Friday, December 09, 2016

Could your next vote be your last?

My recent focus on trying to understand the constituent parts of experience (particularly in relationship to the experience of customers) when combined with the impact of the capabilities of both Cognitive Computing and Artificial Intelligence raise challenging questions about the primacy of the self and therefore of liberal democracy.
This starts from the premise that we don't know ourselves particularly well - and therefore we may not be best placed to know what is in our best interests.
And that's built out of the Open Business principle of Trust. Trust is built from the belief that the entity you are dealing with has your best interest at heart (this is what partnership requires, too).
So first - why don't we know ourselves particularly well - and why does that matter. Anyone who has read my articles, the third and fourth dimensions of customer experience will have had a reminder of the work of Daniel Kahneman onwards showing how we make short cuts all the time when making decisions. We recall experience using the Peak-End Rule. We average our low score and our score at the end. We don't aggregate the sum of our experiences.
We have evolved to experience this way to enable us to survive in fast moving environments. It was the most effective way of dealing with the data.
Wouldn't it be better if we could take account of all our experiences when making a decision. Like whether to turn left or right at the next junction.
Google Maps already does a better job of this. It (potentially) takes the sum of all the experiences of all the drivers on the road and plots your routes in the best interests of all. It does this very even-handedly. There's no way to upgrade so that everyone else gets sent out of your way, for example.
It makes better decisions for us than we do. In Google we trust.

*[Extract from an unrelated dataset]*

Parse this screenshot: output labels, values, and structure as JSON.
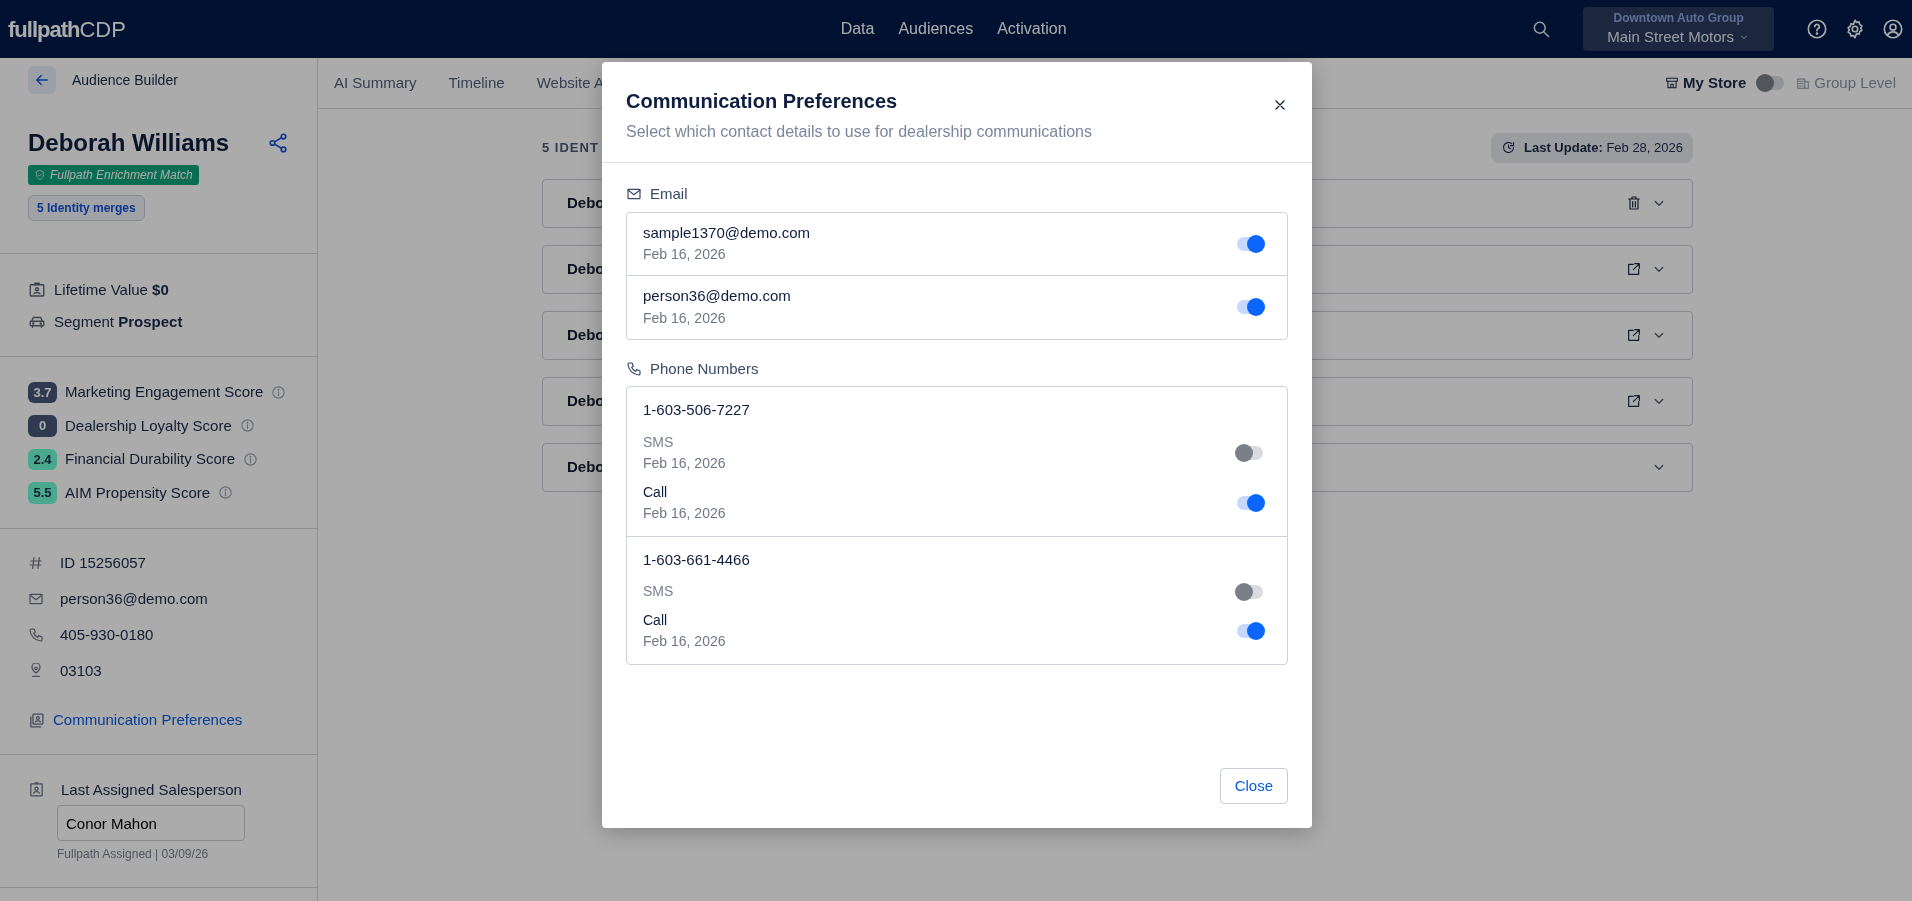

Ok, so why not let Google select our partners? By storing and being able to access and analyse all of our experiences (at least those shared with Google - which are plentiful enough) Google could claim to know us better than our Narrative Self (the one that makes decisions based on recalling experience in its short-cutting Peak-End Rule way. It also has everyone else's experiences and outcomes to draw upon for its calculation.

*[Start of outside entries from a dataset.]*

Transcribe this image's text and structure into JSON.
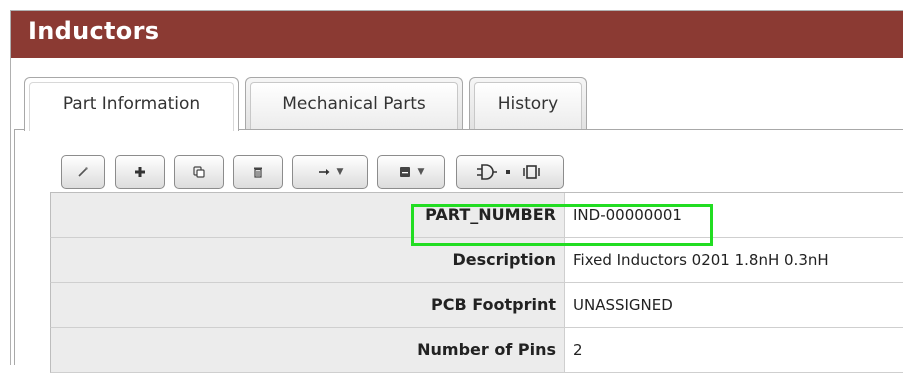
{
  "header": {
    "title": "Inductors"
  },
  "tabs": [
    {
      "label": "Part Information",
      "active": true
    },
    {
      "label": "Mechanical Parts",
      "active": false
    },
    {
      "label": "History",
      "active": false
    }
  ],
  "toolbar": {
    "buttons": [
      {
        "name": "edit-button",
        "icon": "pencil-icon"
      },
      {
        "name": "add-button",
        "icon": "plus-icon"
      },
      {
        "name": "copy-button",
        "icon": "copy-icon"
      },
      {
        "name": "delete-button",
        "icon": "trash-icon"
      },
      {
        "name": "move-dropdown-button",
        "icon": "arrow-right-icon"
      },
      {
        "name": "save-dropdown-button",
        "icon": "save-icon"
      },
      {
        "name": "symbol-footprint-button",
        "icon": "symbol-footprint-icon"
      }
    ]
  },
  "fields": [
    {
      "label": "PART_NUMBER",
      "value": "IND-00000001"
    },
    {
      "label": "Description",
      "value": "Fixed Inductors 0201 1.8nH 0.3nH"
    },
    {
      "label": "PCB Footprint",
      "value": "UNASSIGNED"
    },
    {
      "label": "Number of Pins",
      "value": "2"
    }
  ],
  "colors": {
    "title_bar": "#8b3a33",
    "highlight": "#22dd22",
    "label_bg": "#ececec"
  }
}
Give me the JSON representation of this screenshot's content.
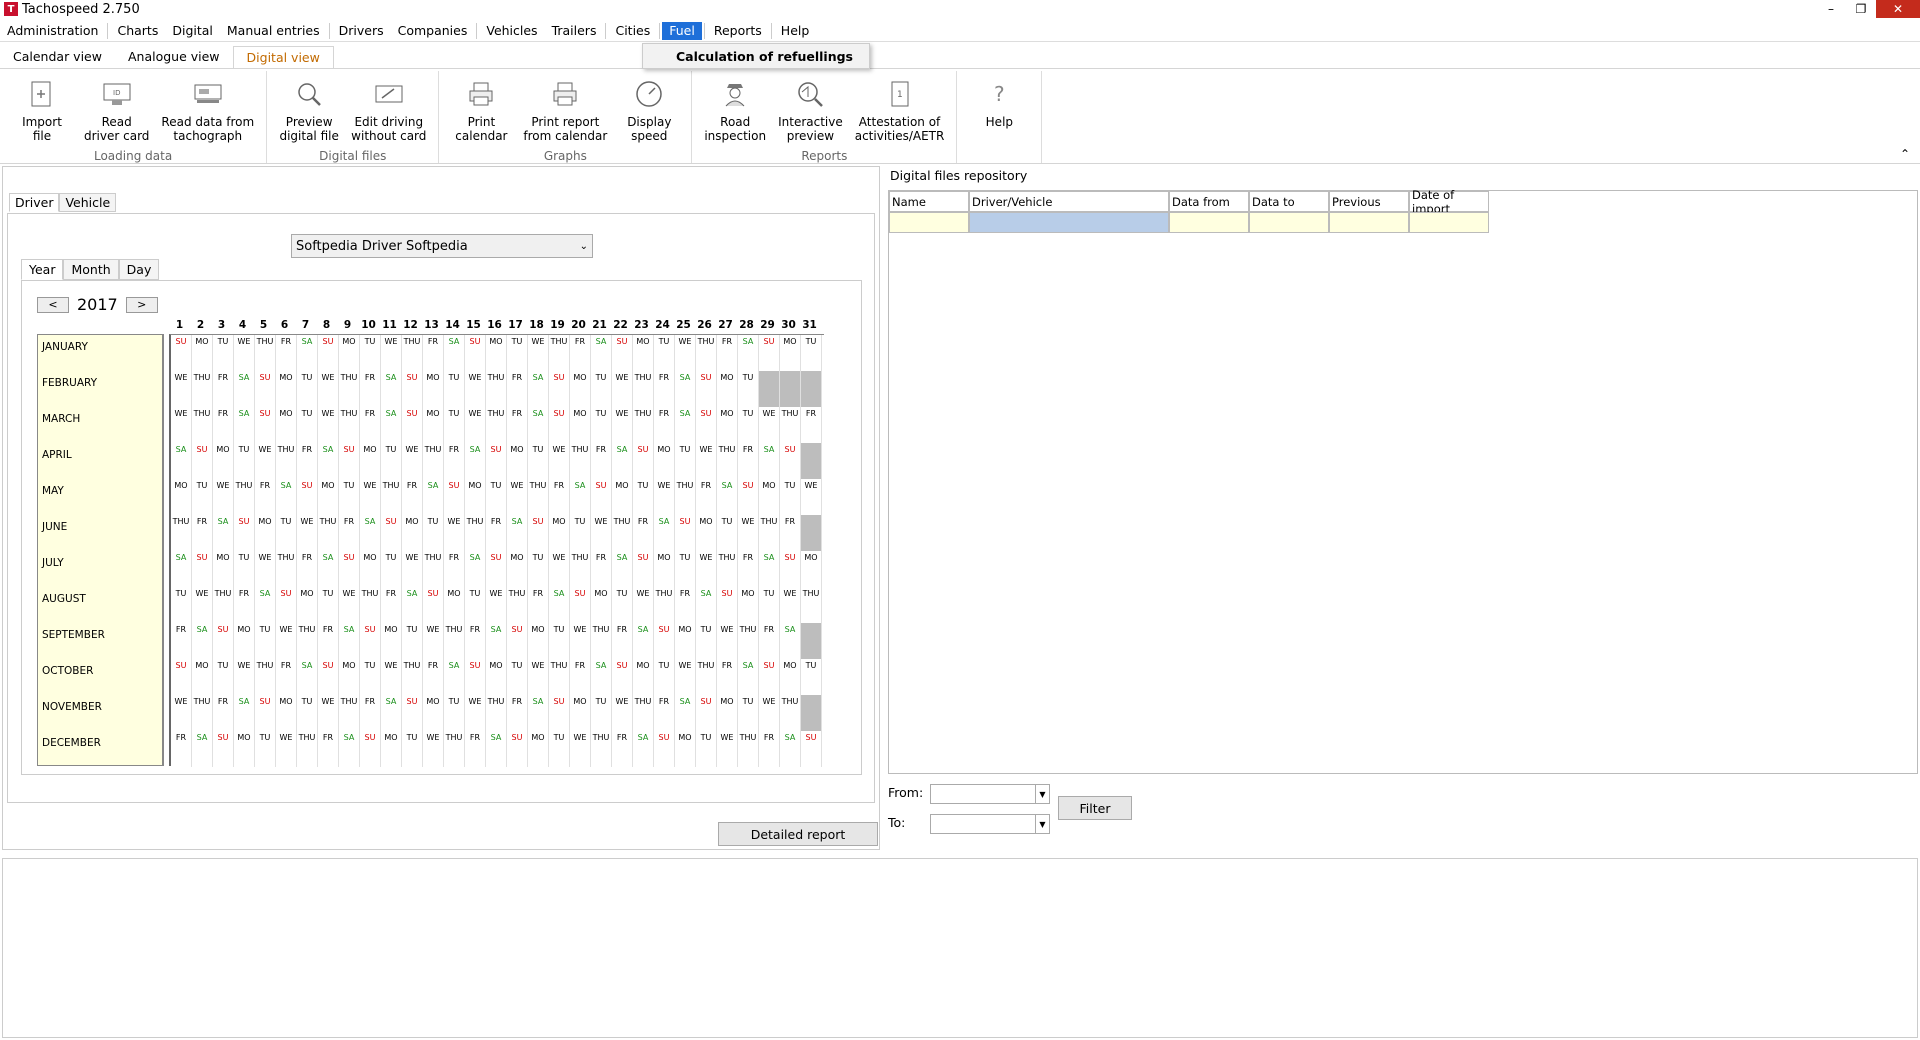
{
  "window": {
    "title": "Tachospeed 2.750"
  },
  "menu": {
    "items": [
      "Administration",
      "Charts",
      "Digital",
      "Manual entries",
      "Drivers",
      "Companies",
      "Vehicles",
      "Trailers",
      "Cities",
      "Fuel",
      "Reports",
      "Help"
    ],
    "active": "Fuel",
    "dropdown_item": "Calculation of refuellings"
  },
  "ribbon": {
    "tabs": [
      "Calendar view",
      "Analogue view",
      "Digital view"
    ],
    "active_tab": "Digital view",
    "groups": [
      {
        "label": "Loading data",
        "buttons": [
          "Import\nfile",
          "Read\ndriver card",
          "Read data from\ntachograph"
        ]
      },
      {
        "label": "Digital files",
        "buttons": [
          "Preview\ndigital file",
          "Edit driving\nwithout card"
        ]
      },
      {
        "label": "Graphs",
        "buttons": [
          "Print\ncalendar",
          "Print report\nfrom calendar",
          "Display\nspeed"
        ]
      },
      {
        "label": "Reports",
        "buttons": [
          "Road\ninspection",
          "Interactive\npreview",
          "Attestation of\nactivities/AETR"
        ]
      },
      {
        "label": "",
        "buttons": [
          "Help"
        ]
      }
    ]
  },
  "left": {
    "tabs": [
      "Driver",
      "Vehicle"
    ],
    "driver_select": "Softpedia Driver Softpedia",
    "period_tabs": [
      "Year",
      "Month",
      "Day"
    ],
    "year": "2017",
    "prev": "<",
    "next": ">",
    "days_header": [
      "1",
      "2",
      "3",
      "4",
      "5",
      "6",
      "7",
      "8",
      "9",
      "10",
      "11",
      "12",
      "13",
      "14",
      "15",
      "16",
      "17",
      "18",
      "19",
      "20",
      "21",
      "22",
      "23",
      "24",
      "25",
      "26",
      "27",
      "28",
      "29",
      "30",
      "31"
    ],
    "months": [
      "JANUARY",
      "FEBRUARY",
      "MARCH",
      "APRIL",
      "MAY",
      "JUNE",
      "JULY",
      "AUGUST",
      "SEPTEMBER",
      "OCTOBER",
      "NOVEMBER",
      "DECEMBER"
    ],
    "detailed_report": "Detailed report"
  },
  "right": {
    "title": "Digital files repository",
    "columns": [
      "Name",
      "Driver/Vehicle",
      "Data from",
      "Data to",
      "Previous",
      "Date of import"
    ],
    "filter": {
      "from_label": "From:",
      "to_label": "To:",
      "button": "Filter"
    }
  },
  "colors": {
    "weekend_sat": "#1a8f1a",
    "weekend_sun": "#d60000",
    "accent": "#1e6fd9"
  }
}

Should you marry prospective partner A or B?
Those using dating sites are already handing over much of this cognitive spade work to algorithms. In Google we trust?
And if you want to hand the decision making to the algorithm for the selection of your life partner, why not to cast your vote?

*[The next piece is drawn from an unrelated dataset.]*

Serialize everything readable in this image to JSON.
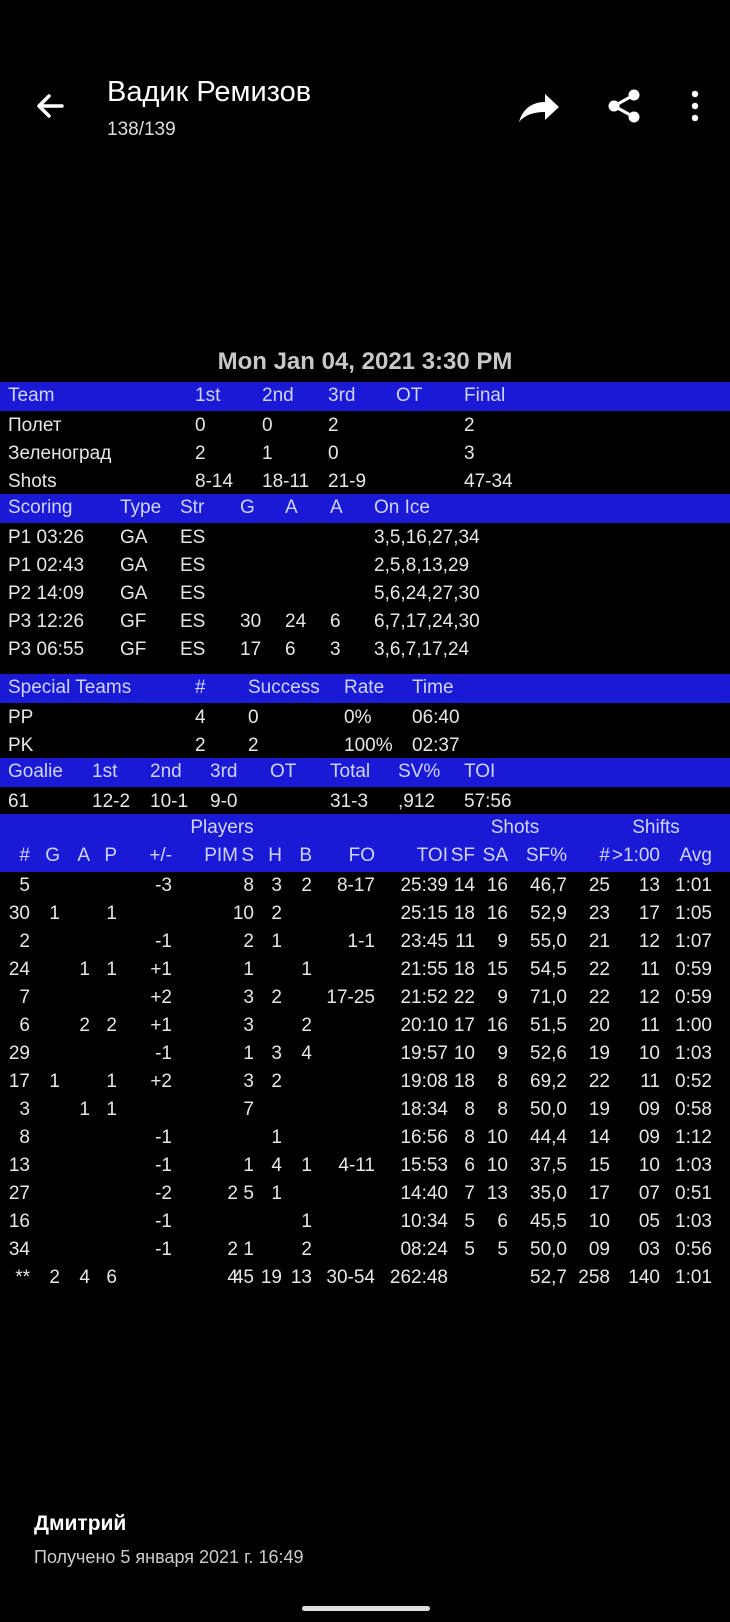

If the algorithm knows your best interests better than you know yourself, why not let it make the right choice for you - uninfluenced by your short-cutting Narrative Self?
En Masse, why bother with voting at all. Are we ready for Government by Algorithm?
Humans have been, for a long time, the best things we had available to gather and intepret data.
Control (via Trust) has tended to concentrate with those who both have access to and interpret data for practical benefit. Priests could interpret the word of God to give you temporal guidance. Astrologers could read the starts to tell you when best to plant your crop. As economies grew more complex being able to read helped you make better decisions, bureaucracies grew, measuring, recording, predicting data about fields and roads and cities and people and incomes and food production and disease and health and threats and technologies and the instruments of Government grew around these data warehouses.
Now, to predict the complexities of the weather, the markets, the needs of the people, we turn to algorithms. They have become faster and better at interpreting more and more data than the best human agencies.
So why not be Governed by Google? By knowing us better than we know ourselves it can provide for us better than we can choose for ourselves. If only Google cars were on the roads, we would need a fraction of the cars currently produced (most are parked at any one time) and we would all get to where we wanted to go faster, with less pollution.
Give it control of our health and we would all live longer happier lives and our medical care could be delivered at a fraction of the current costs. Take a look at what Google Deepmind is currently engaged with the NHS to deliver for one small segment of improvement the algorithm could deliver.
Give it control of the economy and imagine the potential for supply to meet demand and the wastage that would cut.
This feels really uncomfortably like centralised, command and control economics to those in the liberal tradition.
And it's hard to deny that's very much what it is. But the difference is there is no politburo, no five year plan - no numbers set by politicians. This would be an economy run in the best interests of those engaged in it by a benign dictatorship of an algorithm which genuinely has your best interests at heart. The command and control is the needs and desires of the people.
When the time comes that the algorithm really could do a better job of governing us than our politicians, would you be prepared to make your next vote your last vote?

The rate of change is so rapid it's difficult for one person to keep up to speed. Let's pool our thoughts, share our reactions and, who knows, even reach some shared conclusions worth arriving at?